DIRECTIONS FOR THIS TASK: Read through the entries below and return each line with the word "data".
--
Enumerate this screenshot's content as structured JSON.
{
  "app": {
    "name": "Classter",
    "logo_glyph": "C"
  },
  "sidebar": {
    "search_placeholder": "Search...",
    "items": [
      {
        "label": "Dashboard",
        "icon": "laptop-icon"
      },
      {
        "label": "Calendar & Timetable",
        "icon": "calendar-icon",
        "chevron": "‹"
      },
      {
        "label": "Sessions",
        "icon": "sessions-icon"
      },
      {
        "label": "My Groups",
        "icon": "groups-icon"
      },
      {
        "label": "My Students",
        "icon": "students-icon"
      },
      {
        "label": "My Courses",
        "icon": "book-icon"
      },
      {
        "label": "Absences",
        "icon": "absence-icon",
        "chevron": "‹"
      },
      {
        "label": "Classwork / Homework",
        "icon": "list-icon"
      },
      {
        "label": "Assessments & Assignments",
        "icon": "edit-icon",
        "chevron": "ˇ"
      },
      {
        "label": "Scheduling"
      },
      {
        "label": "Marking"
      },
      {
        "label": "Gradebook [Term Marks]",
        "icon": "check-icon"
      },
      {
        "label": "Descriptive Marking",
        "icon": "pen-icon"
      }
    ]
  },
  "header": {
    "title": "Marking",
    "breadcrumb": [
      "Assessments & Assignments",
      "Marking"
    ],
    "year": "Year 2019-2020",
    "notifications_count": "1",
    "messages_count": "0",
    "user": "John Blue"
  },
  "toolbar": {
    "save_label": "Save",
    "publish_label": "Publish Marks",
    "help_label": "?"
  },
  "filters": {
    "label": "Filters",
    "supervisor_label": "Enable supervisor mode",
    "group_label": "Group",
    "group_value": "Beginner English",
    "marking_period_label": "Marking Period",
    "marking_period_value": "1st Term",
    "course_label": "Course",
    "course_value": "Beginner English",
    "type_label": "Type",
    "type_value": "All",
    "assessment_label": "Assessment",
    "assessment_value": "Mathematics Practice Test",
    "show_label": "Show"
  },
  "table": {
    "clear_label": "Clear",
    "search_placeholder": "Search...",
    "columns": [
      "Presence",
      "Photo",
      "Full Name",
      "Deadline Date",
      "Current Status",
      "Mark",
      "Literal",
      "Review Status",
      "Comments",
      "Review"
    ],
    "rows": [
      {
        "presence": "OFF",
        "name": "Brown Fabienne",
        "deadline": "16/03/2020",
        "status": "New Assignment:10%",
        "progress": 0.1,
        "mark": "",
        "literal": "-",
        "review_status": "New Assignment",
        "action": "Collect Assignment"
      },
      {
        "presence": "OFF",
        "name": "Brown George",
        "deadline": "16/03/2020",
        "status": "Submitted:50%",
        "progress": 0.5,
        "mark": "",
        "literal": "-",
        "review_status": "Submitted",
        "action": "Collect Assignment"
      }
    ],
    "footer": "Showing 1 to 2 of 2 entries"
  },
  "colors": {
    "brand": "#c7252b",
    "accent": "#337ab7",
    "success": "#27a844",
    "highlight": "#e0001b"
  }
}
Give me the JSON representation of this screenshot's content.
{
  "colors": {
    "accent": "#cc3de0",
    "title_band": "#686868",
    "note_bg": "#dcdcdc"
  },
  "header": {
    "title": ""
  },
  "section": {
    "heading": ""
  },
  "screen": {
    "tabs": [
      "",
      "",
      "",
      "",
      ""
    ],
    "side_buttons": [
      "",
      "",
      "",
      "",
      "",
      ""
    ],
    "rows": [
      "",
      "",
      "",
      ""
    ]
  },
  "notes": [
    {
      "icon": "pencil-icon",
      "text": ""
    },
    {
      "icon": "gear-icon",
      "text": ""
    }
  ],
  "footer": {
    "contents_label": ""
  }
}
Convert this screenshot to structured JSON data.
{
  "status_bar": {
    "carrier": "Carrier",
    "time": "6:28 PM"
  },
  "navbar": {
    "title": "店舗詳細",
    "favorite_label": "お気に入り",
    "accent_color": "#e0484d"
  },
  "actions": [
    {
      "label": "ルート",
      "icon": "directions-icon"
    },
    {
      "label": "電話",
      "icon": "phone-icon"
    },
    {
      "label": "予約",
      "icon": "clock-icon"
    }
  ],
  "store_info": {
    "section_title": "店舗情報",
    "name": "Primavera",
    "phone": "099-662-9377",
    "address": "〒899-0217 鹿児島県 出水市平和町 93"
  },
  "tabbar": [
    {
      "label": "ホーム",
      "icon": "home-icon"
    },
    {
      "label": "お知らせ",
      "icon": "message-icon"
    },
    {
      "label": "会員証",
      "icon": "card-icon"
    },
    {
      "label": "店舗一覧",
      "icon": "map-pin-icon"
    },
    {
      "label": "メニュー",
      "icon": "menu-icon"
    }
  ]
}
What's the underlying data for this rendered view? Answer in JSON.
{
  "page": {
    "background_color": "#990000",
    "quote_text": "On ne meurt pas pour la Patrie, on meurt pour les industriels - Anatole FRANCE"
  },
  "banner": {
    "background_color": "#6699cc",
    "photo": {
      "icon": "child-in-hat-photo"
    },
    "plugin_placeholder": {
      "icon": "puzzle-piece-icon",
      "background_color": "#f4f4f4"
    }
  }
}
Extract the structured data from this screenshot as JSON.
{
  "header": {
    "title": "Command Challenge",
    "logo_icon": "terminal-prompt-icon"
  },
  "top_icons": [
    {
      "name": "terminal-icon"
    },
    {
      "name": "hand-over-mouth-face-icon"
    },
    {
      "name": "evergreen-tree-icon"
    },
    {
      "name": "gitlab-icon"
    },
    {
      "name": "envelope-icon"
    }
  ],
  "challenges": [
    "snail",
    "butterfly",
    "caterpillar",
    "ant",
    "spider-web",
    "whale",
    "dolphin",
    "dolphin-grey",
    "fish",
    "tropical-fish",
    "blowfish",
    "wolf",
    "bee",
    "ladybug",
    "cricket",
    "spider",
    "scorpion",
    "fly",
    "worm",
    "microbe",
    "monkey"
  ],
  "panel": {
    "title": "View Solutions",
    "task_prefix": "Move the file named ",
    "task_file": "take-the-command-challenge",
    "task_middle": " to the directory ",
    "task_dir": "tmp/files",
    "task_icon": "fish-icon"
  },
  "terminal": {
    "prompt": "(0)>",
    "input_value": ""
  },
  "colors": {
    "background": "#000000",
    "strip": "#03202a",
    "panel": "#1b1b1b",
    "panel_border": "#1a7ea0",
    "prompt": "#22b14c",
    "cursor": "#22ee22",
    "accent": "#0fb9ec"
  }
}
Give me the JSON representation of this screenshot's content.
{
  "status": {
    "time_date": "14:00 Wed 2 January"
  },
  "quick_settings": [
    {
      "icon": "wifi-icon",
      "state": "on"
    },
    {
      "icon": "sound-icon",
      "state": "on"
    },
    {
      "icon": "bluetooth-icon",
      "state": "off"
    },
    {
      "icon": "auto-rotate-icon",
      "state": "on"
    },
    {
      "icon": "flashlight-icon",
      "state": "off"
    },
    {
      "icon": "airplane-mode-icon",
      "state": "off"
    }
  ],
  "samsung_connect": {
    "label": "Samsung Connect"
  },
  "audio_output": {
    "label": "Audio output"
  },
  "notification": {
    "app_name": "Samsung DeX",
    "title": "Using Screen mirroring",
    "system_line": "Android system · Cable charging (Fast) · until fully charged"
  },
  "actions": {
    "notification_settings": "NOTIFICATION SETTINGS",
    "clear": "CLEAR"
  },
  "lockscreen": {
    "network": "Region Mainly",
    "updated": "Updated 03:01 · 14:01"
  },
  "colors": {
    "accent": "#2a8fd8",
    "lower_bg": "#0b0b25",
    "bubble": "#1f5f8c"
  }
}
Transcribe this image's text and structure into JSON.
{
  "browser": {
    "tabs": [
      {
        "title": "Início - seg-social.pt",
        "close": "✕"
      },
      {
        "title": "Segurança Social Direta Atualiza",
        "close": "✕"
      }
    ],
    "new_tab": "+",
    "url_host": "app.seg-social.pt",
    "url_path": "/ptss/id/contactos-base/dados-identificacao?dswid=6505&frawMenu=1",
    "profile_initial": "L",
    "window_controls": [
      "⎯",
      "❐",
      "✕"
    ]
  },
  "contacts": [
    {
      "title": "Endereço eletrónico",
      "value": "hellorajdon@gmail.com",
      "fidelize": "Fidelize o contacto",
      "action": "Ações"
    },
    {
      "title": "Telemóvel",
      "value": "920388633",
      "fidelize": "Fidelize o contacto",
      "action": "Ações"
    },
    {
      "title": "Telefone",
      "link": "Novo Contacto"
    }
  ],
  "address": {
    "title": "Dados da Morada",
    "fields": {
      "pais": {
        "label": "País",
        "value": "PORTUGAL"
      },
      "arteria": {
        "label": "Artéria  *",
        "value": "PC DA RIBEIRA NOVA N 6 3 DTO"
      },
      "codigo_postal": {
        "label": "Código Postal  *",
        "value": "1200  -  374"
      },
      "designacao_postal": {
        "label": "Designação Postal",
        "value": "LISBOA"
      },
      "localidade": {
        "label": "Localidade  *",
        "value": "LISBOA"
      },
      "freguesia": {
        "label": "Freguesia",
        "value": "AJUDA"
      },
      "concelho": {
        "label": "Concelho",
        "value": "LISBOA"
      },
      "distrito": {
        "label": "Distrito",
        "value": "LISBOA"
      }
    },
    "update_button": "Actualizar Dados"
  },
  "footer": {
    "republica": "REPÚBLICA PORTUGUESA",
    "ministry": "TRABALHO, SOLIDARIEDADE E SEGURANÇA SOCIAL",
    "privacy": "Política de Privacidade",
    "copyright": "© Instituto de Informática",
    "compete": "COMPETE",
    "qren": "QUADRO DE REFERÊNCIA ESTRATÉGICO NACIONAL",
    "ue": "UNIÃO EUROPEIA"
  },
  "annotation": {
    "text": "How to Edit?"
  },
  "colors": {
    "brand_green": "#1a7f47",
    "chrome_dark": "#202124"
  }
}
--
REPLY:
Convert this screenshot to structured JSON data.
What's the underlying data for this rendered view? Answer in JSON.
Extract the structured data from this screenshot as JSON.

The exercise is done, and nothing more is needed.